WORK TASK =
Please restate the records below verbatim, omitting every image they hold.

EXTRACTED MATERIAL =
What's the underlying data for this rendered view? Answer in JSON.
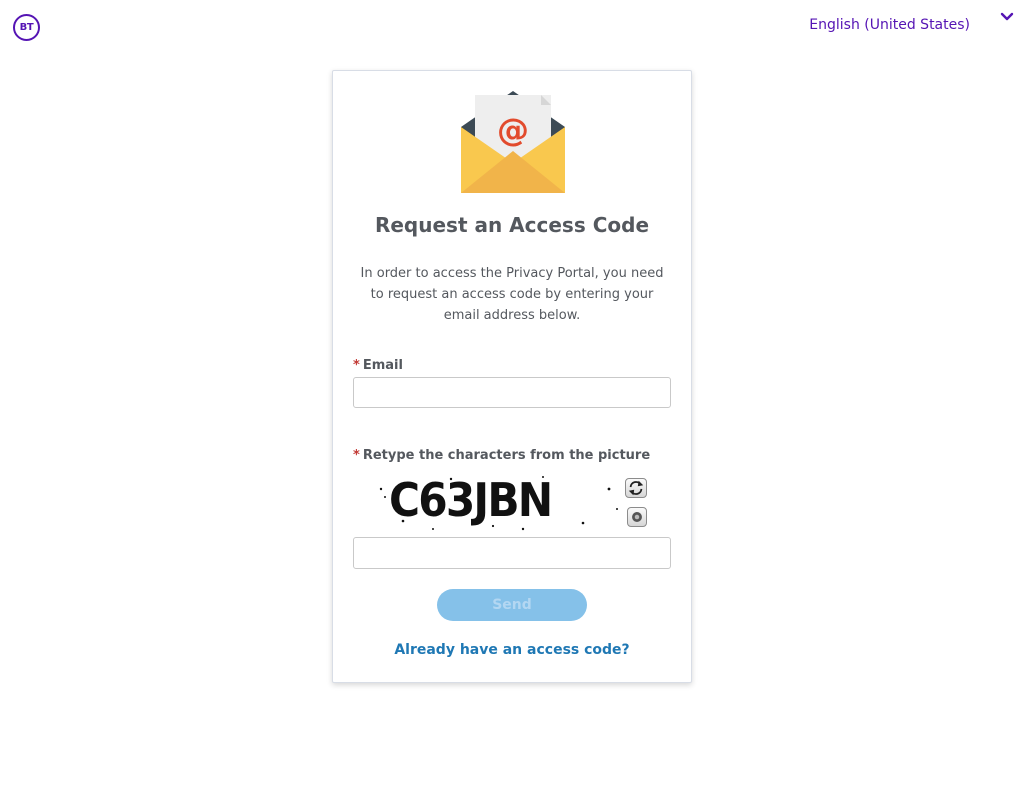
{
  "header": {
    "logo_text": "BT",
    "language": "English (United States)",
    "language_chevron_icon": "chevron-down-icon",
    "brand_color": "#5514b4"
  },
  "card": {
    "hero_icon": "envelope-at-icon",
    "title": "Request an Access Code",
    "intro": "In order to access the Privacy Portal, you need to request an access code by entering your email address below.",
    "required_marker": "*",
    "email_label": "Email",
    "email_value": "",
    "captcha_label": "Retype the characters from the picture",
    "captcha_text": "C63JBN",
    "captcha_refresh_icon": "refresh-icon",
    "captcha_audio_icon": "audio-icon",
    "captcha_value": "",
    "send_label": "Send",
    "already_link": "Already have an access code?"
  },
  "colors": {
    "required": "#c23934",
    "link": "#1f78b4",
    "send_button_disabled": "#85c1e9",
    "text": "#54585e"
  }
}
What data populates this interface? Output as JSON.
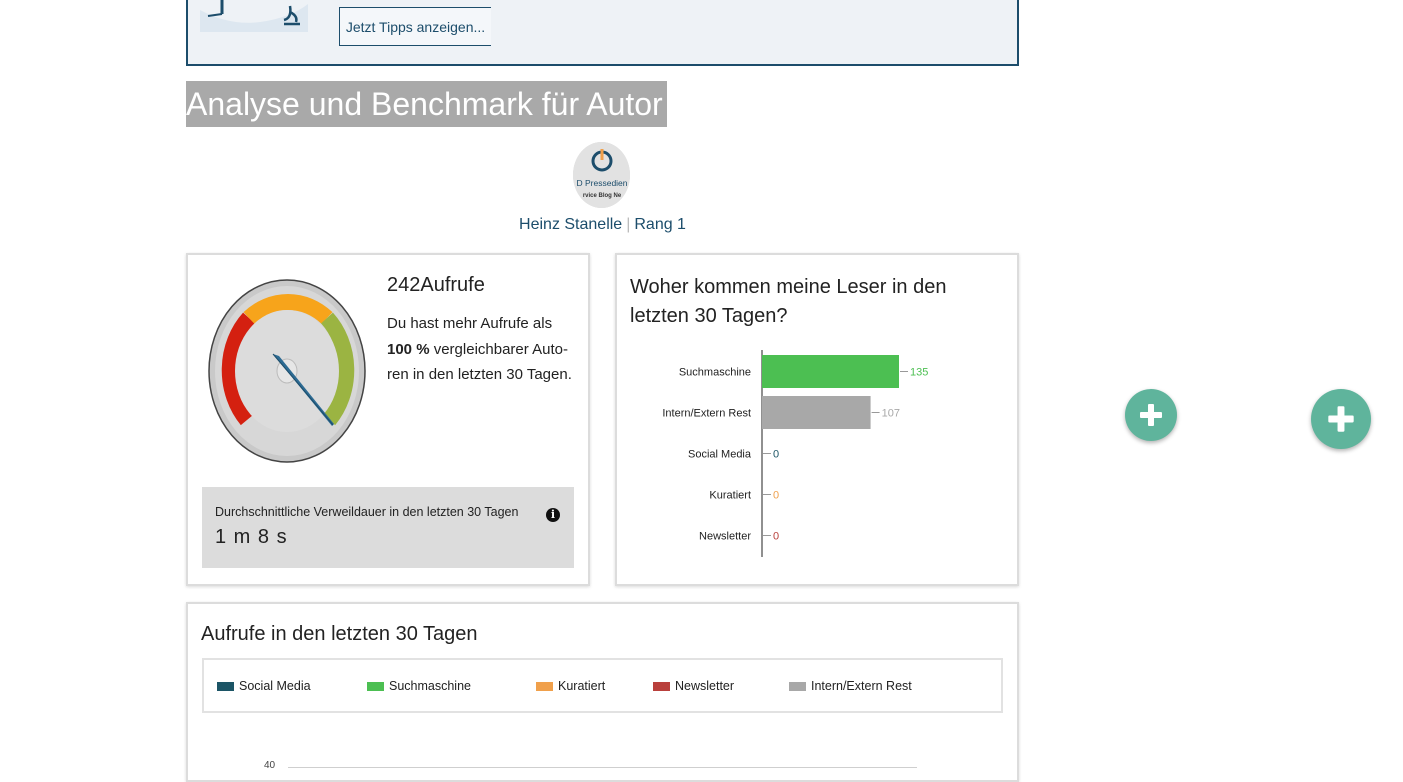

WRITTEN SOLUTION =
What's the underlying data for this rendered view? Answer in JSON.
{
  "header": {
    "logo_text": "BT",
    "language": "English (United States)",
    "language_chevron_icon": "chevron-down-icon",
    "brand_color": "#5514b4"
  },
  "card": {
    "hero_icon": "envelope-at-icon",
    "title": "Request an Access Code",
    "intro": "In order to access the Privacy Portal, you need to request an access code by entering your email address below.",
    "required_marker": "*",
    "email_label": "Email",
    "email_value": "",
    "captcha_label": "Retype the characters from the picture",
    "captcha_text": "C63JBN",
    "captcha_refresh_icon": "refresh-icon",
    "captcha_audio_icon": "audio-icon",
    "captcha_value": "",
    "send_label": "Send",
    "already_link": "Already have an access code?"
  },
  "colors": {
    "required": "#c23934",
    "link": "#1f78b4",
    "send_button_disabled": "#85c1e9",
    "text": "#54585e"
  }
}
What data populates this interface? Output as JSON.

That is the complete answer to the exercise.